20 20 WILLAMETTE SPORTS LAW JOURNAL FALL 2011 Thus far, although a delicate line, the MLS has done well in balancing where talent is found, but not in targeting a fan base. A. MLS Hybrid Model Is Adept at Finding Talent It has been said, the future of the league is finding and developing talent. 218 MLS executive Durbin said, [w]hat differentiates our league from other leagues is that critical decisions about players are made collectively by the group, while it is important to the owners that every fan of every team believes they have a chance to win. 219 He added, [i]n the rest of world, teams make decisions in their own interests. 220 In targeting talent, the MLS faces the choice of domestic or international talent. To a large extent the choice is economic and the North American Soccer League venture has never escaped the minds of MLS planners.
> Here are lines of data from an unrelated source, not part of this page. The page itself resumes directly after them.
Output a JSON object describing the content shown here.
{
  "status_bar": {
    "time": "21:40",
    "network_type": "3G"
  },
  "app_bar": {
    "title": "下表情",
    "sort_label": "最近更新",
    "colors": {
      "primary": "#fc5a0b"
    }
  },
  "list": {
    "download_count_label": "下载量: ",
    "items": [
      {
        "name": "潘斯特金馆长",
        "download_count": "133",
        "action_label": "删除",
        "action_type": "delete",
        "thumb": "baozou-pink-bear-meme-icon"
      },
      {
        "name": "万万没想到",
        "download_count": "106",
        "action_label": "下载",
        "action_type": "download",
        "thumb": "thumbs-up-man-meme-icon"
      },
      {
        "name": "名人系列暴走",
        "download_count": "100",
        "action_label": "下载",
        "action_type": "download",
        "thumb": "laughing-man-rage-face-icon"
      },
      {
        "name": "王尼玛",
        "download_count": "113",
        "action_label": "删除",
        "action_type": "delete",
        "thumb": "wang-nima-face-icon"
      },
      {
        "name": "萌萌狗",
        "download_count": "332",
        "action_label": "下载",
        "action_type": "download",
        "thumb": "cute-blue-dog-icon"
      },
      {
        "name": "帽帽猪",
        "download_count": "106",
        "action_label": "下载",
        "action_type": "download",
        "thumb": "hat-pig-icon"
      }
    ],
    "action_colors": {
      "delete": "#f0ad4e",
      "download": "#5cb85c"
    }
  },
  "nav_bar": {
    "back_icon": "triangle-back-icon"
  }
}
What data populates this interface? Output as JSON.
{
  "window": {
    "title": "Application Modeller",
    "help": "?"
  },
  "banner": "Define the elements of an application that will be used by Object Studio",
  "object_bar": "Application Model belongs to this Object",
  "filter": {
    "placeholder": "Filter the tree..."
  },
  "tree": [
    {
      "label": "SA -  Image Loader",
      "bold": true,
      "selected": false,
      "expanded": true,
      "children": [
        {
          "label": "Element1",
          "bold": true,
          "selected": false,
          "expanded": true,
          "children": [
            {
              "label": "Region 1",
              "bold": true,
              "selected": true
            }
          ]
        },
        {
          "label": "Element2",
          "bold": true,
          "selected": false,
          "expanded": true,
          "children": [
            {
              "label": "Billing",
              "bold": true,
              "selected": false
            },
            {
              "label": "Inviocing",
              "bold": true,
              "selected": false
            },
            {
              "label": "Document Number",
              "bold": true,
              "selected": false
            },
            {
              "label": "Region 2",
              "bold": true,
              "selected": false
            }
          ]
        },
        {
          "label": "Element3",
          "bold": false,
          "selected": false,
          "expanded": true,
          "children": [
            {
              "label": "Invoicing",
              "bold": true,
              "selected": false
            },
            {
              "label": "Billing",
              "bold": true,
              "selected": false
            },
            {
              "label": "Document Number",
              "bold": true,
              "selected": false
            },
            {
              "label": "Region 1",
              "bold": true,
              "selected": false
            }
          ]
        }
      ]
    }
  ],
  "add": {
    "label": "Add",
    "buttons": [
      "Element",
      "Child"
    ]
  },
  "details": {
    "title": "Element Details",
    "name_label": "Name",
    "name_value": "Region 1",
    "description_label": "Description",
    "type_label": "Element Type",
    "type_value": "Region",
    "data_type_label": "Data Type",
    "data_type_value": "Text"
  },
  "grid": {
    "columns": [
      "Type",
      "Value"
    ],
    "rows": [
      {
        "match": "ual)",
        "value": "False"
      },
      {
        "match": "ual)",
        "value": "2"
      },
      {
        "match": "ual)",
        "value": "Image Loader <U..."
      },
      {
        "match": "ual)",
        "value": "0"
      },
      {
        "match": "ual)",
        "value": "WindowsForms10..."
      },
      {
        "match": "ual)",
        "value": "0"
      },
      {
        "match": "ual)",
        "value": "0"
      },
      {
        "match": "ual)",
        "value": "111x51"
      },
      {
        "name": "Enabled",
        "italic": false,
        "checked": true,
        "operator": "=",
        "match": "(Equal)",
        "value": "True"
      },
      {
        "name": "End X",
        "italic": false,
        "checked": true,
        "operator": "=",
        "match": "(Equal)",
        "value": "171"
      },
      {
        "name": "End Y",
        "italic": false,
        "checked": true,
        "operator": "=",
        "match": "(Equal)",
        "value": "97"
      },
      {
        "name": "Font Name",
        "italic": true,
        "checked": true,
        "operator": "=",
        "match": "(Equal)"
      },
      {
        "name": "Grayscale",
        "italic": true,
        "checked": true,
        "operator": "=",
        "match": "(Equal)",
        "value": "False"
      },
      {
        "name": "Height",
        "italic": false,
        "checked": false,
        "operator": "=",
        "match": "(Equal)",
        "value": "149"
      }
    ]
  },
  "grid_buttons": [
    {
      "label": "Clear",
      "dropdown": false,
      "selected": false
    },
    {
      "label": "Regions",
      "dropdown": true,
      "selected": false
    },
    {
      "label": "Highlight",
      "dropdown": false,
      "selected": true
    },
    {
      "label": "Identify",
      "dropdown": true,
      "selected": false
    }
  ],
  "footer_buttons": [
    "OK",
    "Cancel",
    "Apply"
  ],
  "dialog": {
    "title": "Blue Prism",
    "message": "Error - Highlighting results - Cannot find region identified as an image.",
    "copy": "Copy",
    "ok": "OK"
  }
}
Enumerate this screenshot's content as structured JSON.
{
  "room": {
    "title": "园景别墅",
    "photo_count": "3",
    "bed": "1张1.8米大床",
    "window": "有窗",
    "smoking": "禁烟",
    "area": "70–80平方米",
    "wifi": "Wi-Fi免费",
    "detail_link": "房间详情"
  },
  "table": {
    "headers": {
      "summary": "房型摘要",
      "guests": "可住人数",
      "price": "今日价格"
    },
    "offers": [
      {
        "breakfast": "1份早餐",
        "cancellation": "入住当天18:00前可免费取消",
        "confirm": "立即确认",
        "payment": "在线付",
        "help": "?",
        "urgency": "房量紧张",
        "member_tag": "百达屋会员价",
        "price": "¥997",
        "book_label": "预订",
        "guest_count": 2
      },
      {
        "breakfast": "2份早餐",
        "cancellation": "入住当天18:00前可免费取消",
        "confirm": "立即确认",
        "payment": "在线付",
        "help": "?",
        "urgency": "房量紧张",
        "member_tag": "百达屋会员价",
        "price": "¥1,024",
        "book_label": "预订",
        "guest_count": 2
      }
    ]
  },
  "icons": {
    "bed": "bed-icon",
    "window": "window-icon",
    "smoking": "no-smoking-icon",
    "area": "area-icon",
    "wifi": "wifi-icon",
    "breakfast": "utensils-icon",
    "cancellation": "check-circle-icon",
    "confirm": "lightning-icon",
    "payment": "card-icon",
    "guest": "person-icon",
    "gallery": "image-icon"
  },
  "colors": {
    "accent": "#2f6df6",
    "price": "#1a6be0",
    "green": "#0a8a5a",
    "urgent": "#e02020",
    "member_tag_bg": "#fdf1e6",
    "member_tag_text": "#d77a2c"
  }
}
It is said the biggest reason for NASL s demise was uncontrolled spending. 221 Teams were buying stars to attract consumers, but those salaries were too extravagant for what the team could pay. This is one reason the MLS organized by centralizing player personnel decisions and a huge factor in setting a planned salary budget. The budget is up to $2.675 million per team, plus the designated player and homegrown player rules. 222 But the economics of finding players has factored into other rules as well. The homegrown player rule, on one hand, incentivizes finding and developing local talent while the designated player rule, opposingly, allows team the flexibility to select international stars. What these player personnel decisions come down to is long- and short-term success. Just as international stars attracted media attention in the NASL days, so too do they now. The signing of David Beckham may have brought more press to the league than all other signings before. International stars are good for the short-term. However, if the league becomes a retirement home for international stars past their prime, the long-term stability of the league will suffer. Fans want to see a quality product, and eventually that product will have to compete against top European leagues. On the other hand, if the league used domestic players in the short-term, fans would not be attracted because the product would look unpolished compared to top-flight European leagues. The MLS would need time to acquaint new talent with fans. What the league has developed, by using both international and domestic talent, is a mix. Even better for the league, teams have found success both using designated players and not. This means some teams are attracting fans with international name recognition. Teams without designated players serve as David and have the responsibility of taking down the designated player ridden Goliaths. It has been argued that smaller, or less financially-enabled, MLS clubs cannot let themselves be bullied into participating in the mass spending that New York and Los Angeles have. 223 Thus far small market teams have avoided this. This allows the MLS to achieve both goals of attracting fans to arenas now and building a relationship with the fans so they will come to arenas in the future. 218 Maurer, supra note Bell, supra note Id. 221 Fraser II, 284 F.3d 47, 52 (1st Cir. 2002). 222 New (MLS) Rules, supra note John Smallwood, MLS teams should not buy trouble, PHILADELPHIA DAILY NEWS, February 16, 2010, at 47, available at 2010 WLNR